The gulf was wider when the team used data from the entire London market since 1955; the portfolio based on the previous 12 month’s best-performing stocks returned 18.3 per cent a year, against 6.8 per cent for the erstwhile worst performers. The divide was starker when the portfolios were constructed on an equal-weighted, rather than market cap-weighted basis.
This momentum premium also appeared to hold abroad; it got positive returns from each of the 16 other countries they crunched post-2000 data for, with winners outperforming losers by 4 per cent a year in the US, 21 per cent in France and 39 per cent in Germany.
An investment approach based on this strategy would not be straightforward to execute. The research found portfolios need to be turned over regularly, adding to transaction costs, while smaller stocks may be difficult to short.
The academics argue it has widespread repercussions, with virtually every investment manager either betting in favour of momentum – from trendfollowing hedge fund managers to long-only managers who let winners run while cutting losers and engaging in “window dressing” of their portfolio – or, in the shape of small cap or value investors, betting against it.

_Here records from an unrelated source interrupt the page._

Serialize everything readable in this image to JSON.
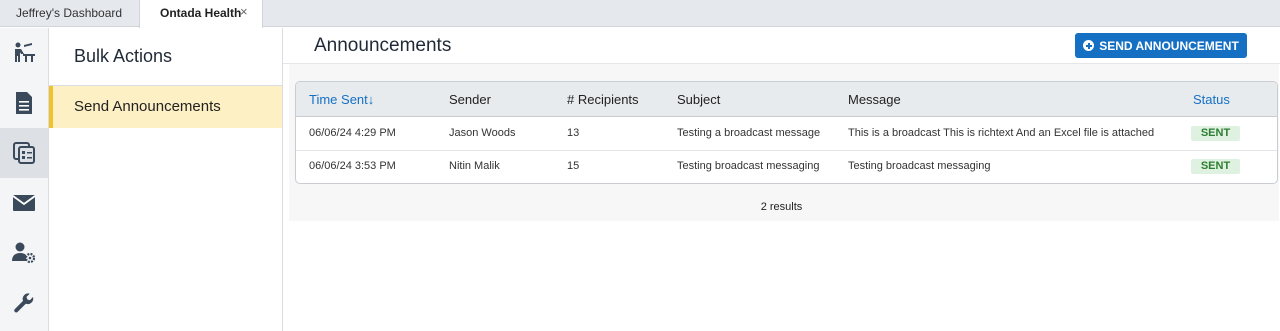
{
  "tabs": [
    {
      "label": "Jeffrey's Dashboard"
    },
    {
      "label": "Ontada Health",
      "close": "×"
    }
  ],
  "rail": {
    "items": [
      {
        "icon": "teacher-desk-icon"
      },
      {
        "icon": "document-icon"
      },
      {
        "icon": "copy-checklist-icon",
        "active": true
      },
      {
        "icon": "mail-icon"
      },
      {
        "icon": "user-settings-icon"
      },
      {
        "icon": "wrench-icon"
      }
    ]
  },
  "subnav": {
    "title": "Bulk Actions",
    "items": [
      {
        "label": "Send Announcements",
        "active": true
      }
    ]
  },
  "main": {
    "title": "Announcements",
    "send_button": "SEND ANNOUNCEMENT"
  },
  "table": {
    "columns": [
      "Time Sent",
      "Sender",
      "# Recipients",
      "Subject",
      "Message",
      "Status"
    ],
    "sort_indicator": "↓",
    "rows": [
      {
        "time": "06/06/24 4:29 PM",
        "sender": "Jason Woods",
        "recipients": "13",
        "subject": "Testing a broadcast message",
        "message": "This is a broadcast This is richtext And an Excel file is attached",
        "status": "SENT"
      },
      {
        "time": "06/06/24 3:53 PM",
        "sender": "Nitin Malik",
        "recipients": "15",
        "subject": "Testing broadcast messaging",
        "message": "Testing broadcast messaging",
        "status": "SENT"
      }
    ],
    "results_text": "2 results"
  },
  "colors": {
    "accent": "#1570c4",
    "active_nav": "#fdf0c4",
    "active_nav_border": "#f2c12e",
    "status_sent_bg": "#dff1e0",
    "status_sent_text": "#2e7d32"
  }
}
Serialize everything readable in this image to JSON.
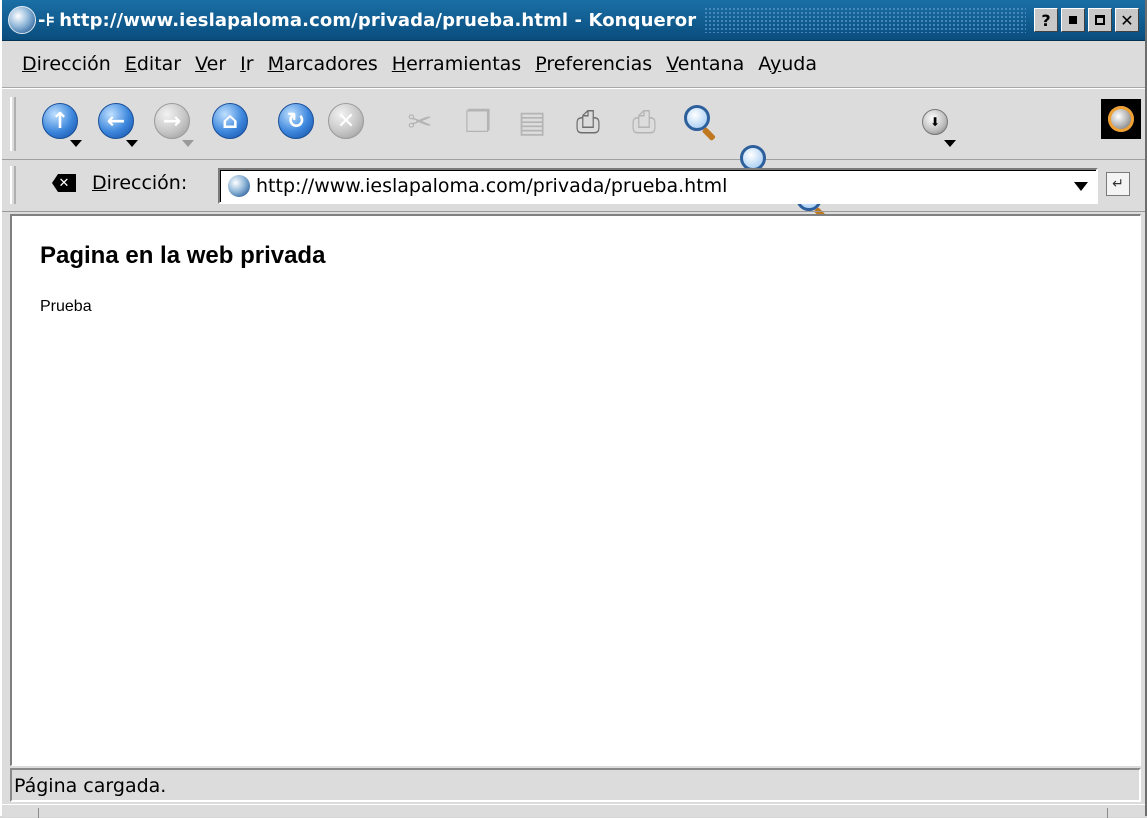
{
  "window": {
    "title": "http://www.ieslapaloma.com/privada/prueba.html - Konqueror",
    "buttons": {
      "help": "?"
    }
  },
  "menu": [
    {
      "label": "Dirección",
      "key": "D",
      "rest": "irección"
    },
    {
      "label": "Editar",
      "key": "E",
      "rest": "ditar"
    },
    {
      "label": "Ver",
      "key": "V",
      "rest": "er"
    },
    {
      "label": "Ir",
      "key": "I",
      "rest": "r"
    },
    {
      "label": "Marcadores",
      "key": "M",
      "rest": "arcadores"
    },
    {
      "label": "Herramientas",
      "key": "H",
      "rest": "erramientas"
    },
    {
      "label": "Preferencias",
      "key": "P",
      "rest": "referencias"
    },
    {
      "label": "Ventana",
      "key": "V",
      "rest": "entana"
    },
    {
      "label": "Ayuda",
      "pre": "A",
      "key": "y",
      "rest": "uda"
    }
  ],
  "toolbar": {
    "icons": [
      "up-icon",
      "back-icon",
      "forward-icon",
      "home-icon",
      "reload-icon",
      "stop-icon",
      "cut-icon",
      "copy-icon",
      "paste-icon",
      "print-icon",
      "print-frame-icon",
      "find-icon",
      "zoom-in-icon",
      "zoom-out-icon",
      "security-lock-icon",
      "download-icon",
      "gear-icon"
    ]
  },
  "location": {
    "label_key": "D",
    "label_rest": "irección:",
    "url": "http://www.ieslapaloma.com/privada/prueba.html"
  },
  "page": {
    "heading": "Pagina en la web privada",
    "paragraph": "Prueba"
  },
  "status": {
    "text": "Página cargada."
  }
}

“Every investor we have come across has, explicitly or implicitly, used a momentum or counter-momentum strategy,” said Prof Marsh. “[Consequently] people can look like a genius by accident or they can look a fool when they are quite smart.
“Active managers who ignore the momentum effect do so at their peril.”
The findings appear to run counter to a welter of studies, including the ABN yearbook, which suggest that small cap and value strategies tend to outperform over time, adding to the mystery.
Source: Ignore momentum at your peril by Steve Johnson, Financial Times